Older adults are among the most susceptible to sustain traumatic brain injury (TBI). The study aimed to determine the (1) prevalence of TBI among older adults in Singapore, and (2) socio-demographic, lifestyle, and clinical correlates of TBI.
Data were extracted from the cross-sectional, Well-being of the Singapore Elderly (WiSE) study. The study included 2,565 participants aged 60 years and above (Mean = 72.75, SD = 9.54). Information on TBI, socio-demographic, and lifestyle factors were collected using participant self-report and verified with the informant report where necessary. Disability was measured using the World Health Organization – Disability Assessment Schedule 2.0 (WHO-DAS 2.0). Data were analyzed using logistic regression analysis.

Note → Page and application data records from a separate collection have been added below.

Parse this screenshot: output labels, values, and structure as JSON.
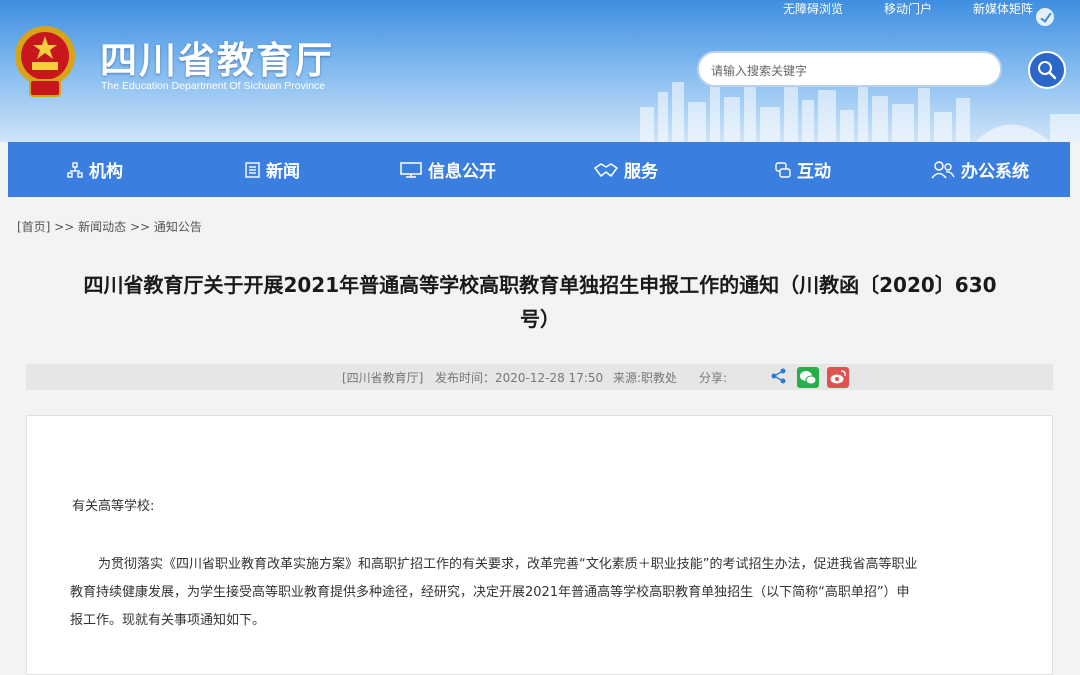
{
  "header": {
    "site_title": "四川省教育厅",
    "site_subtitle": "The Education Department Of Sichuan Province",
    "top_links": [
      "无障碍浏览",
      "移动门户",
      "新媒体矩阵"
    ],
    "search_placeholder": "请输入搜索关键字"
  },
  "nav": {
    "items": [
      {
        "label": "机构",
        "icon": "org-icon"
      },
      {
        "label": "新闻",
        "icon": "news-icon"
      },
      {
        "label": "信息公开",
        "icon": "monitor-icon"
      },
      {
        "label": "服务",
        "icon": "service-icon"
      },
      {
        "label": "互动",
        "icon": "interaction-icon"
      },
      {
        "label": "办公系统",
        "icon": "users-icon"
      }
    ]
  },
  "breadcrumb": {
    "home": "[首页]",
    "sep": ">>",
    "level1": "新闻动态",
    "level2": "通知公告"
  },
  "article": {
    "title_line1": "四川省教育厅关于开展2021年普通高等学校高职教育单独招生申报工作的通知（川教函〔2020〕630",
    "title_line2": "号）",
    "source": "[四川省教育厅]",
    "publish_time": "发布时间：2020-12-28 17:50",
    "origin": "来源:职教处",
    "share_label": "分享:",
    "greeting": "有关高等学校:",
    "paragraph_lines": [
      "为贯彻落实《四川省职业教育改革实施方案》和高职扩招工作的有关要求，改革完善“文化素质＋职业技能”的考试招生办法，促进我省高等职业",
      "教育持续健康发展，为学生接受高等职业教育提供多种途径，经研究，决定开展2021年普通高等学校高职教育单独招生（以下简称“高职单招”）申",
      "报工作。现就有关事项通知如下。"
    ]
  },
  "colors": {
    "nav_bg": "#3a7fe0",
    "search_button": "#2b66c9",
    "wechat_green": "#2aae4b",
    "weibo_red": "#e0524f"
  }
}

The prevalence of TBI was 3.6%. Being female (vs. male) was found to be associated with decreased odds of having TBI. Having completed secondary education or lower (vs. tertiary education) was found to be associated with increased odds of having TBI. A history of fainting and diabetes were associated with the presence of TBI. Those with TBI were associated with higher disability scores on the WHO-DAS 2.0 than those without TBI.
The current study provides information on the prevalence and associated factors of TBI in the older adult population in Singapore. Since TBI was associated with older adults with diabetes, they must be cautioned about fall risk. Also, given the association with disability, older adults with TBI are likely to require support and rehabilitative care to ensure good quality of life.
This study assessed the prevalence and factor structure of behavioral and psychological symptoms of dementia (BPSD) in a community-based sample of older adults with dementia and identified their correlates.
Data collected from 399 Singapore residents with dementia aged 60 years and above, interviewed along with a family/friend during a national survey, were used for this analysis. Neuropsychiatric Inventory Questionnaire assessed older adults’ BPSD. Other data included socio-demographics, dementia severity, cognition, chronic physical conditions, disability, and caregivers’ burden. Exploratory factor analysis assessed BPSD sub-groups, factor scores of which were used to identify socio-demographic, and clinical correlates.
Prevalence of BPSD was 67.9% and 30% of the population had experienced three or more BPSD in the past month. Two distinct and moderately correlated symptom groups representing “psychosis and behavior dysregulation” and “mood disturbance and restlessness” were identified. As factor scores for both the groups increased with older age, poor cognition and caregiver burden, the former was also related to being never married and having no formal education.
Study provides evidence of two distinct groups of BPSD and their important correlates. Clinicians treating BPSD should consider their age and cognitive impairment and be cognizant of their caregivers’ burden.
MR is a powerful modality. At its most advanced, it can be used not just to image anatomy and pathology, but to investigate organ function, to probe in vivo chemistry, and even to visualise the brain thinking. However, clinicians, technologists and scientists struggle with the study of the subject. The result is sometimes an obscurity of understanding, or a dilution of scientific truth, resulting in misconceptions. This is why MRI from Picture to Proton has achieved its reputation for practical clarity. MR is introduced as a tool, with coverage starting from the images, equipment and scanning protocols and traced back towards the underlying physics theory. With new content on quantitative MRI, MR safety, multi-band excitation, Dixon imaging, MR elastography and advanced pulse sequences, and with additional supportive materials available on the book's website, this new edition is completely revised and updated to reflect the best use of modern MR technology.